ALNAP 2018 forthcoming).
Through research conducted in 2017 and 2018, ALNAP has explored the role that flexibility –or lack thereof – is playing in humanitarian actors’ ability to respond effectively to new crises and changes in crises over time. In many instances, humanitarian actors were perceived—by themselves and others— to be struggling to adapt to the dynamics of the crises in which they operate. Even basic changes, such as the location of assistance, or changes to the number or type of materials provided to affected people, can be difficult to implement.
Yet humanitarian actors have been responding to highly dynamic, unstable environments for decades. If anyone should be well-placed to adapt continuously to changes on the ground, it is humanitarian organisations. So, why is this not happening?
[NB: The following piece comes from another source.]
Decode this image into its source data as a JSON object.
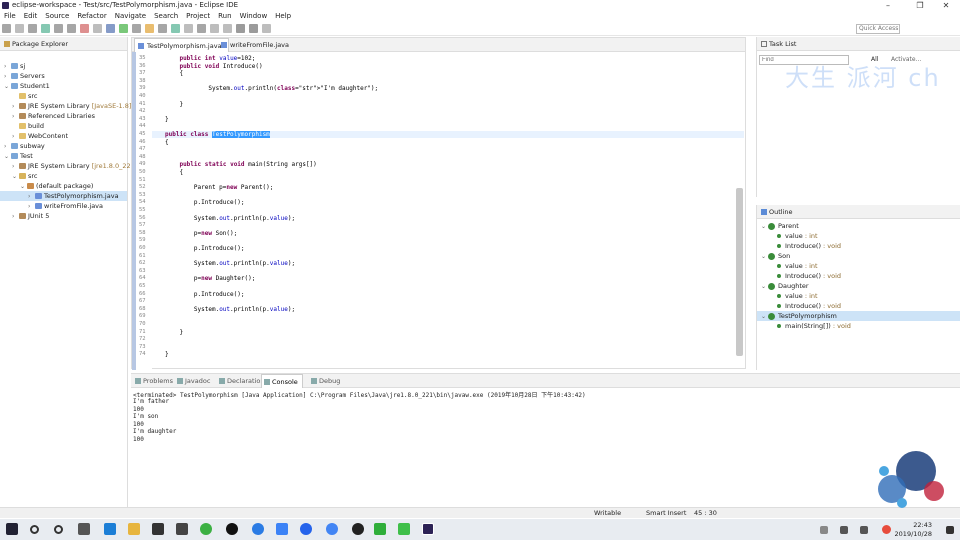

In answer to this question, this paper sets out the situations which lead humanitarian organisations to try to change what, where and how they operate, and explores the challenges they face in making these changes happen. It introduces work carried out primarily outside the humanitarian sector on flexibility and adaptive capabilities, to provide some initial thinking on how humanitarian agencies can improve their ability to respond to dynamics and uncertainty.
The paper suggests that humanitarian organisational systems were set up to respond with flexibility for a particular set of purposes, and that two recent trends are straining these systems.
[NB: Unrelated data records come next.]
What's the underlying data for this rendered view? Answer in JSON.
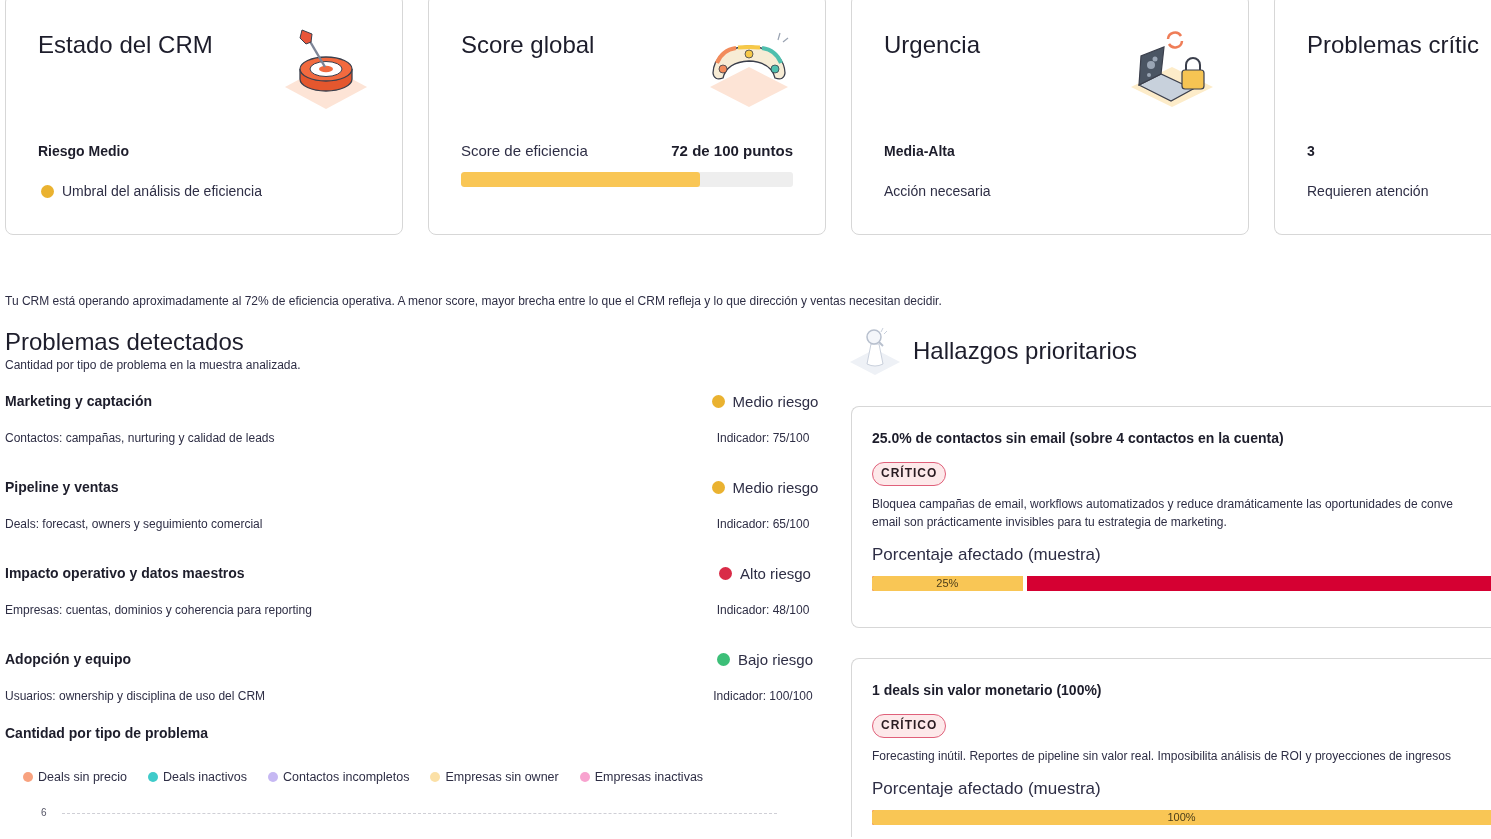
{
  "summary_cards": [
    {
      "kind": "status",
      "title": "Estado del CRM",
      "value": "Riesgo Medio",
      "note": "Umbral del análisis de eficiencia",
      "color": "#eab230"
    },
    {
      "kind": "score",
      "title": "Score global",
      "label": "Score de eficiencia",
      "value": "72 de 100 puntos",
      "level": 0.72
    },
    {
      "kind": "status",
      "title": "Urgencia",
      "value": "Media-Alta",
      "note": "Acción necesaria"
    },
    {
      "kind": "status",
      "title": "Problemas crític",
      "value": "3",
      "note": "Requieren atención"
    }
  ],
  "summary_text": "Tu CRM está operando aproximadamente al 72% de eficiencia operativa. A menor score, mayor brecha entre lo que el CRM refleja y lo que dirección y ventas necesitan decidir.",
  "problems": {
    "title": "Problemas detectados",
    "subtitle": "Cantidad por tipo de problema en la muestra analizada.",
    "rows": [
      {
        "title": "Marketing y captación",
        "risk": "Medio riesgo",
        "color": "#eab230",
        "description": "Contactos: campañas, nurturing y calidad de leads",
        "indicator": "Indicador: 75/100"
      },
      {
        "title": "Pipeline y ventas",
        "risk": "Medio riesgo",
        "color": "#eab230",
        "description": "Deals: forecast, owners y seguimiento comercial",
        "indicator": "Indicador: 65/100"
      },
      {
        "title": "Impacto operativo y datos maestros",
        "risk": "Alto riesgo",
        "color": "#d92b47",
        "description": "Empresas: cuentas, dominios y coherencia para reporting",
        "indicator": "Indicador: 48/100"
      },
      {
        "title": "Adopción y equipo",
        "risk": "Bajo riesgo",
        "color": "#3cbf78",
        "description": "Usuarios: ownership y disciplina de uso del CRM",
        "indicator": "Indicador: 100/100"
      }
    ]
  },
  "chart": {
    "title": "Cantidad por tipo de problema",
    "legend": [
      {
        "label": "Deals sin precio",
        "color": "#f8a27f"
      },
      {
        "label": "Deals inactivos",
        "color": "#3fcbca"
      },
      {
        "label": "Contactos incompletos",
        "color": "#c6b8f3"
      },
      {
        "label": "Empresas sin owner",
        "color": "#fbe0a6"
      },
      {
        "label": "Empresas inactivas",
        "color": "#f8a3cf"
      }
    ],
    "y_tick_labels": [
      "6"
    ]
  },
  "findings": {
    "title": "Hallazgos prioritarios",
    "items": [
      {
        "title": "25.0% de contactos sin email (sobre 4 contactos en la cuenta)",
        "severity": "CRÍTICO",
        "description_lines": [
          "Bloquea campañas de email, workflows automatizados y reduce dramáticamente las oportunidades de conve",
          "email son prácticamente invisibles para tu estrategia de marketing."
        ],
        "progress_label": "Porcentaje afectado (muestra)",
        "level": 0.25,
        "percent": "25%"
      },
      {
        "title": "1 deals sin valor monetario (100%)",
        "severity": "CRÍTICO",
        "description_lines": [
          "Forecasting inútil. Reportes de pipeline sin valor real. Imposibilita análisis de ROI y proyecciones de ingresos"
        ],
        "progress_label": "Porcentaje afectado (muestra)",
        "level": 1,
        "percent": "100%"
      }
    ]
  }
}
First, expectations for humanitarian actors and assistance have shifted in some policy circles. Also, the contexts in which humanitarians operate are more complex and have greater bearing on how programming and support are delivered. This means that the types of change to which humanitarians are having to respond are different and are more complex. It is not change itself that is the challenge, but the nature of the change that humanitarians face in most operating environments that is becoming problematic.
Second, the systems used – both externally with donors and internally – for strategy, supply-chain management, performance monitoring, accountability and risk management have evolved in ways that restrict the range of options that humanitarians have at their disposal in a dynamic environment. The way in which humanitarian organisational functions are structured and managed make it harder to implement necessary changes in a timely and efficient manner.
Outside the humanitarian sector, a set of frameworks and approaches have been conceptualised and developed to help organisations respond more effectively to dynamic and tumultuous environments. These approaches, known as adaptive capabilities or adaptiveness, refer to an organisation’s ability to adjust and make necessary changes to achieve a set of goals within dynamic or complex external environments. This discussion paper reviews the challenges humanitarian actors face in changing where, what and how they deliver. It considers how thinking about adaptiveness and adaptive capabilities might be relevant to addressing these challenges.
Section 1 reviews the different ways in which humanitarians change their engagement in a response and the common situations in which they must do so, highlighting challenges to making these changes, based on recent evaluations.
Section 2 discusses the organisational functions through which humanitarian organisations deliver their work and barriers to flexibility within these.
Section 3 explains why recent work on adaptiveness and adaptive capabilities can be useful for humanitarian actors and introduces the basic concepts.
It concludes with a brief summary of the state of evidence on adaptive approaches and a set of questions for further discussion.